With his close-cropped white hair, owlish black eyeglasses, and smart dark coat, Greil Marcus cut a sharp profile against the softly lit contours of the Wilson Library Manuscripts Department. It was an apt setting for a conversation with the polymathic cultural critic, as if the prodigious contents of his mind were made manifest in the stacks around him.
When I asked about his tour and why many authors don't seem to like touring, Marcus, as is his wont, answered with an anecdote: "One day, I walked down the street from my house in Berkeley, and there was a dumpy little bookstore, and there was an author sitting in the front window with a table and a big pile of books. He looked really unhappy, because nobody was there to see him or get an autograph. He looked familiar, and I realized it was Robert Parker, someone who for 20 years has had every one of his books go instantly on the bestseller list."
In terms of mass popularity, Marcus is no Robert Parker, but his influence arguably runs deeper. Marcus came to prominence in the 1960s as the first reviews editor for Rolling Stone.
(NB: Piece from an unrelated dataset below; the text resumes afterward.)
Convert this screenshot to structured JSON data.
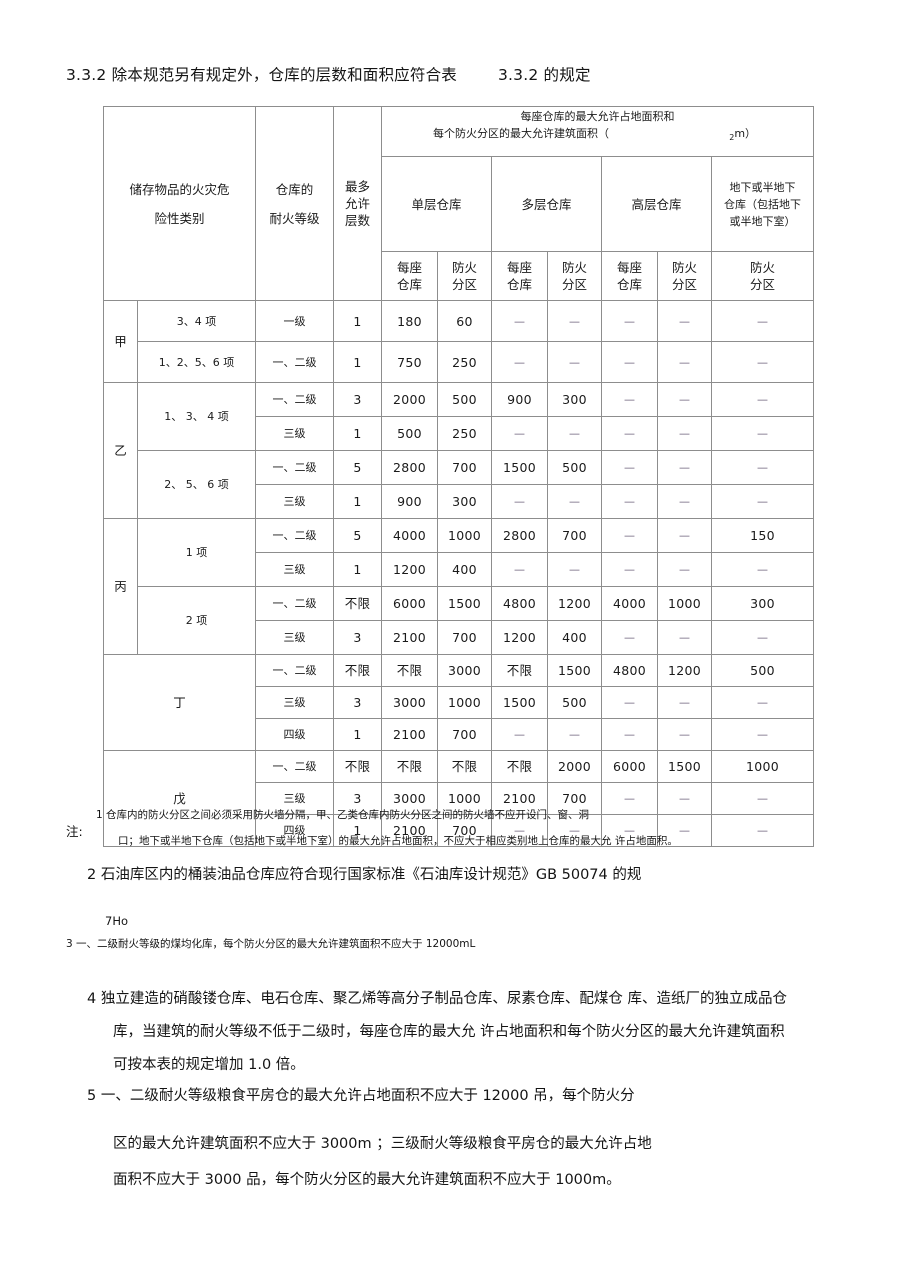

He went on to write for influential publications such as CREEM, The Village Voice and Artforum, and to publish several books, including 1975's Mystery Train and 1989's Lipstick Traces: A Secret History of the 20th Century, which would help expand the scope of popular music criticism to include the whole of Western history.
Marcus came to UNC-Chapel Hill last month to give a lecture on murder ballads, but I came to talk to him about his latest book, a high-stakes game of cultural billiards called The Shape of Things to Come: Prophecy and the American Voice. He establishes his thesis at the outset: America was founded on exceptionalist ideals that contained promises so great that their betrayal was inevitable, and that the voice of prophecy calling America to self-judgment is "the bedrock of American rhetoric." This is a voice of truth, but also of paranoia and dread.
"When I taught the course that this book grew out of," Marcus explained, "one of the things I did was to use three different versions of Invasion of the Body Snatchers. I really thought that movie captured the theme. You saw an entire society being dissolved, and behind it there was a sense that there was a reason for this. Nobody knows what it is, but nobody's totally surprised."
Marcus makes his point repeatedly, in a diverse chorus of voices, and the book begins to resemble a fugue. He locates the prophetic voice first in the Old Testament, then in orations by Abraham Lincoln and Martin Luther King Jr. (which he likens to songs by Sleater-Kinney and Nirvana: "The straight, well-built verse, the chorus in flames, the song blowing up in your face"), and, finally, in Philip Roth's novels, Pere Ubu's music, David Lynch's films, the actor Bill Pullman's defeated face, and points beyond.
While the book's thought is crystal clear, it has a circumambulatory quality. In hounding the trail of his idea, Marcus is wont to suddenly forsake the beaten path and cut into the brush, and his conversational style followed suit. Eloquent and steely, he moved seamlessly over varied intellectual terrain, fixing me with a polite, receptive smile whenever the rolling coin of his thought finally exhausted its momentum and came to rest.
The answer to a question about Michael Haneke's film Caché, which conceptually overlaps with Lynch's Lost Highway, might begin with Washington Irving and Edgar Allan Poe, wend through D.H. Lawrence, and somehow make its way back to the mental wastelands both Marcus and Lynch regard as the cost of the break with history implicit in America's creation myth.
"From the very beginning," Marcus explained, "when people came here and said, 'We've come to this land to establish a new world,' this was a terrible mistake. Look at what we've left behind. We have walked into a wilderness, psychic as well as physical, and even after you settle the physical wilderness, the psychic wilderness remains."